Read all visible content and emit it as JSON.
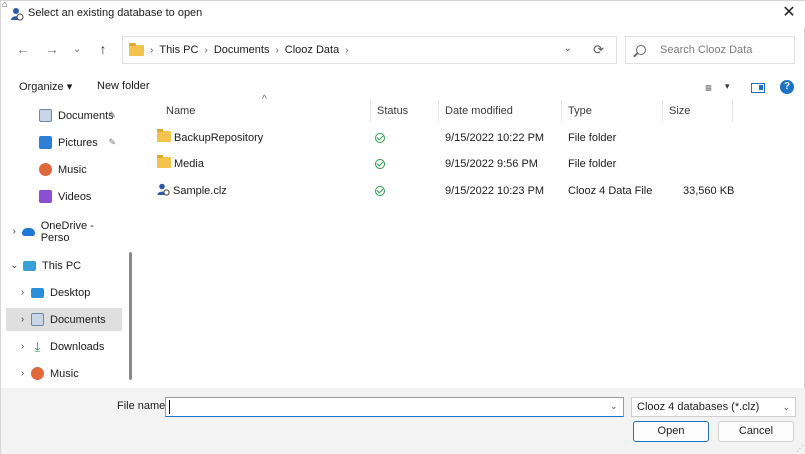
{
  "window": {
    "title": "Select an existing database to open",
    "close_glyph": "✕"
  },
  "nav": {
    "back_glyph": "←",
    "forward_glyph": "→",
    "recent_glyph": "⌄",
    "up_glyph": "↑",
    "breadcrumbs": [
      "This PC",
      "Documents",
      "Clooz Data"
    ],
    "crumb_sep": "›",
    "address_dropdown_glyph": "⌄",
    "refresh_glyph": "⟳",
    "search_placeholder": "Search Clooz Data"
  },
  "toolbar": {
    "organize_label": "Organize ▾",
    "new_folder_label": "New folder",
    "view_glyph": "≡",
    "view_dropdown_glyph": "▾",
    "help_glyph": "?"
  },
  "nav_pane": {
    "items": [
      {
        "label": "Documents",
        "icon": "documents-icon",
        "pinned": true,
        "chevron": ""
      },
      {
        "label": "Pictures",
        "icon": "pictures-icon",
        "pinned": true,
        "chevron": ""
      },
      {
        "label": "Music",
        "icon": "music-icon",
        "pinned": false,
        "chevron": ""
      },
      {
        "label": "Videos",
        "icon": "videos-icon",
        "pinned": false,
        "chevron": ""
      },
      {
        "label": "OneDrive - Perso",
        "icon": "onedrive-icon",
        "pinned": false,
        "chevron": "›"
      },
      {
        "label": "This PC",
        "icon": "this-pc-icon",
        "pinned": false,
        "chevron": "⌄"
      },
      {
        "label": "Desktop",
        "icon": "desktop-icon",
        "pinned": false,
        "chevron": "›"
      },
      {
        "label": "Documents",
        "icon": "documents-icon",
        "pinned": false,
        "chevron": "›",
        "selected": true
      },
      {
        "label": "Downloads",
        "icon": "downloads-icon",
        "pinned": false,
        "chevron": "›"
      },
      {
        "label": "Music",
        "icon": "music-icon",
        "pinned": false,
        "chevron": "›"
      }
    ],
    "pin_glyph": "📌"
  },
  "file_list": {
    "columns": {
      "name": "Name",
      "status": "Status",
      "date": "Date modified",
      "type": "Type",
      "size": "Size"
    },
    "sort_glyph": "^",
    "rows": [
      {
        "name": "BackupRepository",
        "kind": "folder",
        "date": "9/15/2022 10:22 PM",
        "type": "File folder",
        "size": ""
      },
      {
        "name": "Media",
        "kind": "folder",
        "date": "9/15/2022 9:56 PM",
        "type": "File folder",
        "size": ""
      },
      {
        "name": "Sample.clz",
        "kind": "database",
        "date": "9/15/2022 10:23 PM",
        "type": "Clooz 4 Data File",
        "size": "33,560 KB"
      }
    ]
  },
  "footer": {
    "file_name_label": "File name:",
    "file_name_value": "",
    "file_name_dropdown_glyph": "⌄",
    "filter_value": "Clooz 4 databases (*.clz)",
    "filter_dropdown_glyph": "⌄",
    "open_label": "Open",
    "cancel_label": "Cancel"
  },
  "colors": {
    "accent": "#1a73c9",
    "status_ok": "#2e9e4c",
    "folder": "#f3c34b",
    "selection": "#dfdfdf"
  }
}
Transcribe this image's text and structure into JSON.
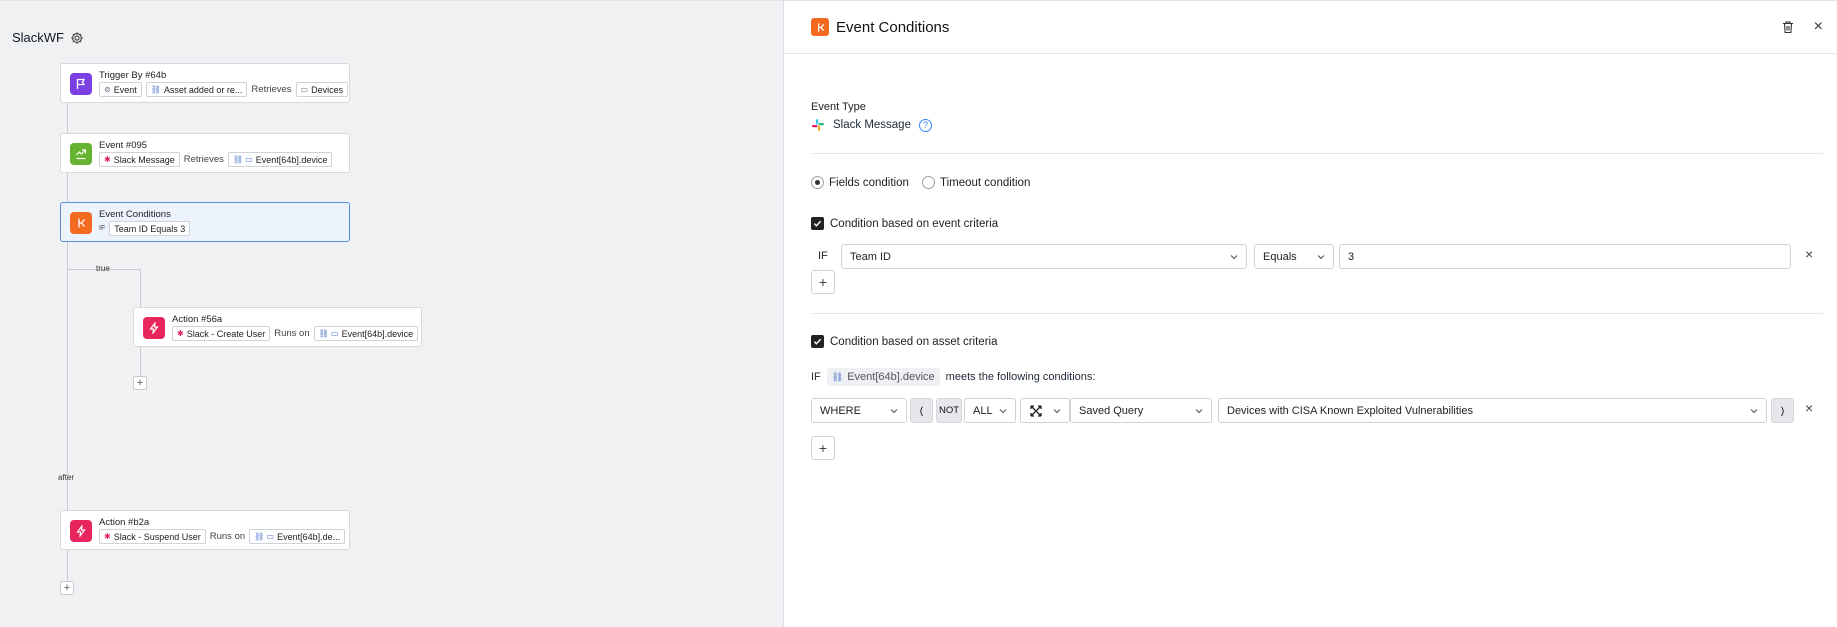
{
  "workflow": {
    "name": "SlackWF",
    "nodes": {
      "trigger": {
        "title": "Trigger By #64b",
        "chip1": "Event",
        "chip2": "Asset added or re...",
        "connector": "Retrieves",
        "chip3": "Devices"
      },
      "event": {
        "title": "Event #095",
        "chip1": "Slack Message",
        "connector": "Retrieves",
        "chip2": "Event[64b].device"
      },
      "conditions": {
        "title": "Event Conditions",
        "if_label": "IF",
        "chip1": "Team ID Equals 3"
      },
      "action56a": {
        "title": "Action #56a",
        "chip1": "Slack - Create User",
        "connector": "Runs on",
        "chip2": "Event[64b].device"
      },
      "actionb2a": {
        "title": "Action #b2a",
        "chip1": "Slack - Suspend User",
        "connector": "Runs on",
        "chip2": "Event[64b].de..."
      }
    },
    "branch_true": "true",
    "branch_after": "after",
    "add_label": "+"
  },
  "panel": {
    "title": "Event Conditions",
    "event_type_label": "Event Type",
    "event_type_value": "Slack Message",
    "radios": {
      "fields": "Fields condition",
      "timeout": "Timeout condition"
    },
    "event_criteria": {
      "label": "Condition based on event criteria",
      "if_label": "IF",
      "field": "Team ID",
      "operator": "Equals",
      "value": "3"
    },
    "asset_criteria": {
      "label": "Condition based on asset criteria",
      "if_label": "IF",
      "entity": "Event[64b].device",
      "suffix": "meets the following conditions:",
      "where": "WHERE",
      "open_paren": "(",
      "not": "NOT",
      "all": "ALL",
      "type": "Saved Query",
      "query": "Devices with CISA Known Exploited Vulnerabilities",
      "close_paren": ")"
    },
    "add_label": "+",
    "close_glyph": "×"
  },
  "colors": {
    "trigger": "#7b3fe4",
    "event": "#65b32e",
    "conditions": "#f26b21",
    "action": "#e8255c",
    "selected_border": "#5b8fd6"
  }
}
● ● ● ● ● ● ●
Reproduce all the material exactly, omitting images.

Read all visible content and emit it as JSON.
{
  "window": {
    "title": "Select an existing database to open",
    "close_glyph": "✕"
  },
  "nav": {
    "back_glyph": "←",
    "forward_glyph": "→",
    "recent_glyph": "⌄",
    "up_glyph": "↑",
    "breadcrumbs": [
      "This PC",
      "Documents",
      "Clooz Data"
    ],
    "crumb_sep": "›",
    "address_dropdown_glyph": "⌄",
    "refresh_glyph": "⟳",
    "search_placeholder": "Search Clooz Data"
  },
  "toolbar": {
    "organize_label": "Organize ▾",
    "new_folder_label": "New folder",
    "view_glyph": "≡",
    "view_dropdown_glyph": "▾",
    "help_glyph": "?"
  },
  "nav_pane": {
    "items": [
      {
        "label": "Documents",
        "icon": "documents-icon",
        "pinned": true,
        "chevron": ""
      },
      {
        "label": "Pictures",
        "icon": "pictures-icon",
        "pinned": true,
        "chevron": ""
      },
      {
        "label": "Music",
        "icon": "music-icon",
        "pinned": false,
        "chevron": ""
      },
      {
        "label": "Videos",
        "icon": "videos-icon",
        "pinned": false,
        "chevron": ""
      },
      {
        "label": "OneDrive - Perso",
        "icon": "onedrive-icon",
        "pinned": false,
        "chevron": "›"
      },
      {
        "label": "This PC",
        "icon": "this-pc-icon",
        "pinned": false,
        "chevron": "⌄"
      },
      {
        "label": "Desktop",
        "icon": "desktop-icon",
        "pinned": false,
        "chevron": "›"
      },
      {
        "label": "Documents",
        "icon": "documents-icon",
        "pinned": false,
        "chevron": "›",
        "selected": true
      },
      {
        "label": "Downloads",
        "icon": "downloads-icon",
        "pinned": false,
        "chevron": "›"
      },
      {
        "label": "Music",
        "icon": "music-icon",
        "pinned": false,
        "chevron": "›"
      }
    ],
    "pin_glyph": "📌"
  },
  "file_list": {
    "columns": {
      "name": "Name",
      "status": "Status",
      "date": "Date modified",
      "type": "Type",
      "size": "Size"
    },
    "sort_glyph": "^",
    "rows": [
      {
        "name": "BackupRepository",
        "kind": "folder",
        "date": "9/15/2022 10:22 PM",
        "type": "File folder",
        "size": ""
      },
      {
        "name": "Media",
        "kind": "folder",
        "date": "9/15/2022 9:56 PM",
        "type": "File folder",
        "size": ""
      },
      {
        "name": "Sample.clz",
        "kind": "database",
        "date": "9/15/2022 10:23 PM",
        "type": "Clooz 4 Data File",
        "size": "33,560 KB"
      }
    ]
  },
  "footer": {
    "file_name_label": "File name:",
    "file_name_value": "",
    "file_name_dropdown_glyph": "⌄",
    "filter_value": "Clooz 4 databases (*.clz)",
    "filter_dropdown_glyph": "⌄",
    "open_label": "Open",
    "cancel_label": "Cancel"
  },
  "colors": {
    "accent": "#1a73c9",
    "status_ok": "#2e9e4c",
    "folder": "#f3c34b",
    "selection": "#dfdfdf"
  }
}
Transcribe this image's text and structure into JSON.
{
  "workflow": {
    "name": "SlackWF",
    "nodes": {
      "trigger": {
        "title": "Trigger By #64b",
        "chip1": "Event",
        "chip2": "Asset added or re...",
        "connector": "Retrieves",
        "chip3": "Devices"
      },
      "event": {
        "title": "Event #095",
        "chip1": "Slack Message",
        "connector": "Retrieves",
        "chip2": "Event[64b].device"
      },
      "conditions": {
        "title": "Event Conditions",
        "if_label": "IF",
        "chip1": "Team ID Equals 3"
      },
      "action56a": {
        "title": "Action #56a",
        "chip1": "Slack - Create User",
        "connector": "Runs on",
        "chip2": "Event[64b].device"
      },
      "actionb2a": {
        "title": "Action #b2a",
        "chip1": "Slack - Suspend User",
        "connector": "Runs on",
        "chip2": "Event[64b].de..."
      }
    },
    "branch_true": "true",
    "branch_after": "after",
    "add_label": "+"
  },
  "panel": {
    "title": "Event Conditions",
    "event_type_label": "Event Type",
    "event_type_value": "Slack Message",
    "radios": {
      "fields": "Fields condition",
      "timeout": "Timeout condition"
    },
    "event_criteria": {
      "label": "Condition based on event criteria",
      "if_label": "IF",
      "field": "Team ID",
      "operator": "Equals",
      "value": "3"
    },
    "asset_criteria": {
      "label": "Condition based on asset criteria",
      "if_label": "IF",
      "entity": "Event[64b].device",
      "suffix": "meets the following conditions:",
      "where": "WHERE",
      "open_paren": "(",
      "not": "NOT",
      "all": "ALL",
      "type": "Saved Query",
      "query": "Devices with CISA Known Exploited Vulnerabilities",
      "close_paren": ")"
    },
    "add_label": "+",
    "close_glyph": "×"
  },
  "colors": {
    "trigger": "#7b3fe4",
    "event": "#65b32e",
    "conditions": "#f26b21",
    "action": "#e8255c",
    "selected_border": "#5b8fd6"
  }
}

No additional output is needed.